Denial of an opportunity to make a living is the single most damaging and pervasive form of discrimination against trans people. Since changing gender is so readily apparent, trans people often lose their jobs, are denied employment, or become under-employed regardless of their experience or education. Trans people are frequently denied housing or even evicted from their rented homes, and many more have been denied service at restaurants, stores or other public facilities. In schools, trans youth often must deal with harassment from other students with little protection from transphobic teachers and school administrators, who often react with dismay, disrespect, or disbelief.
Many health care providers refuse to treat trans people who seek modification of their bodies through endocrinology or cosmetic surgeries, and there are only a small number of surgeons in North America who perform sex reassignment surgeries. Moreover, most medical procedures related to sex reassignment are routinely excluded from nearly all health insurance plans, and thus the costs must be borne directly by the patient, with the surgeries ranging from $5,000 to $150,000.
Sadly, many AIDS service organizations have not regarded trans people as part of their service community, even though transgendered sex workers are at very great risk for HIV/AIDS and other sexually-transmitted diseases (STDs). Many trans persons will not seek health care due to the ridicule they must face when dealing with insensitive health care providers. There also have been cases where even emergency medical care has been withheld from transgendered persons.
Legal Protection for Trans People
In existing case law, the courts have found that transgendered people are not covered under anti-discrimination laws protecting persons on the basis of sexual orientation or sex. Trans people were specifically excluded in the Americans with Disabilities Act of 1991, and they also are not covered under the disability laws of nearly all the states that have them. Both state and federal courts have almost uniformly held that transgendered people are outside the legal definitions and protections of existing anti‑discrimination laws.
Only a few jurisdictions, including the states of Minnesota (by statute), Oregon (by administrative decision) and a small but growing list of cities and counties, offer trans people protection from discrimination.
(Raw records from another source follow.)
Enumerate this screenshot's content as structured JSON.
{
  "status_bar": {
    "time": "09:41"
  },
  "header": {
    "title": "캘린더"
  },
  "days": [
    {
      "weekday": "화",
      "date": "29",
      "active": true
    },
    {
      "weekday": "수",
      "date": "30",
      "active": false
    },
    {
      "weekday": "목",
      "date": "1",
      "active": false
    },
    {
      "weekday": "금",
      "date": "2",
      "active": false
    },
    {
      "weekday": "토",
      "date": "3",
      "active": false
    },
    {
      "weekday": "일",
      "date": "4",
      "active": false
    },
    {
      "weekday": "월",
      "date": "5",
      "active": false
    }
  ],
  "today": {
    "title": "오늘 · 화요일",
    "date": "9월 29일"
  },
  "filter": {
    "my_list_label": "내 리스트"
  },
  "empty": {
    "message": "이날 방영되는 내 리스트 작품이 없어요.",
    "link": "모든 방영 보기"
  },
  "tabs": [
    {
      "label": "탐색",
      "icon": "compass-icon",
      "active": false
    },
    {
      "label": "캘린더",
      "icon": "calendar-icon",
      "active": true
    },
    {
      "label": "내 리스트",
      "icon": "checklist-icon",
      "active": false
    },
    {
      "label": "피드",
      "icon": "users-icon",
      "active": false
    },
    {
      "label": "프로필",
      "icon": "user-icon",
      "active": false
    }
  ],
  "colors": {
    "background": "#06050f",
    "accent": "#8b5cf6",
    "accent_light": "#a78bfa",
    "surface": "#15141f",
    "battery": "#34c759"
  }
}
Thus most transgendered activists have viewed inclusion of protection based on gender identity in the federal Employment Non-Discrimination Act (ENDA) as absolutely critical.
Trans people are frequently subjected to verbal taunts and threats, hate mail, harassing telephone calls, vandalism, and acts of physical and sexual violence committed by the same persons who target lesbian, gay, and bisexual people. Transgendered people are frequently perceived to be homosexual simply because of their appearance, which is often that of a masculine woman or a feminine man. Because this perception is so pervasive, trans people are particularly subject to targeting by people who are homophobic. But due to police refusal to investigate, the victim's shame, and the lack of any legal requirement to report such attacks as hate crimes, acts of violence against trans people often go unreported.
Obtaining legal identification for their new names and genders is often difficult for trans people. While legal name changes may be obtained in almost all states either through the courts or by common law, the rules for changing gender on identity documents vary greatly from state to state. Most states do not officially permit pre-operative or non-operative transsexuals to obtain change of sex designations on their new driver's licenses. While most states will recognize a new sex status and correct birth certificates after sex reassignment surgery, a few states refuse to amend birth certificates for any reason.
School transcripts, employment records and credit histories also can be difficult to change. Instead of statutes, often there are only unwritten "policies", which are followed inconsistently, and thus trans people are sometimes left to the mercy of transphobic administrators.
A New Day is Dawning
In spite of all these complex difficulties, many more trans people are coming out, transitioning or finding new ways to live meaningful lives. More parents are learning to accept and embrace them for who they are, and to be justly proud of their exceptional honesty and courage. While many couples part when one spouse comes out, an increasing number are staying married, resulting in legal same sex marriages. Some trans parents are raising their children, continuing their careers or finding new ones, and organizing to build a safer, saner society. The medical and counseling professions are slowly becoming more informed, more flexible and more willing to provide the necessary, specialized services. Support groups for trans persons and their families are forming in increasing numbers, and even the media is carrying many positive stories.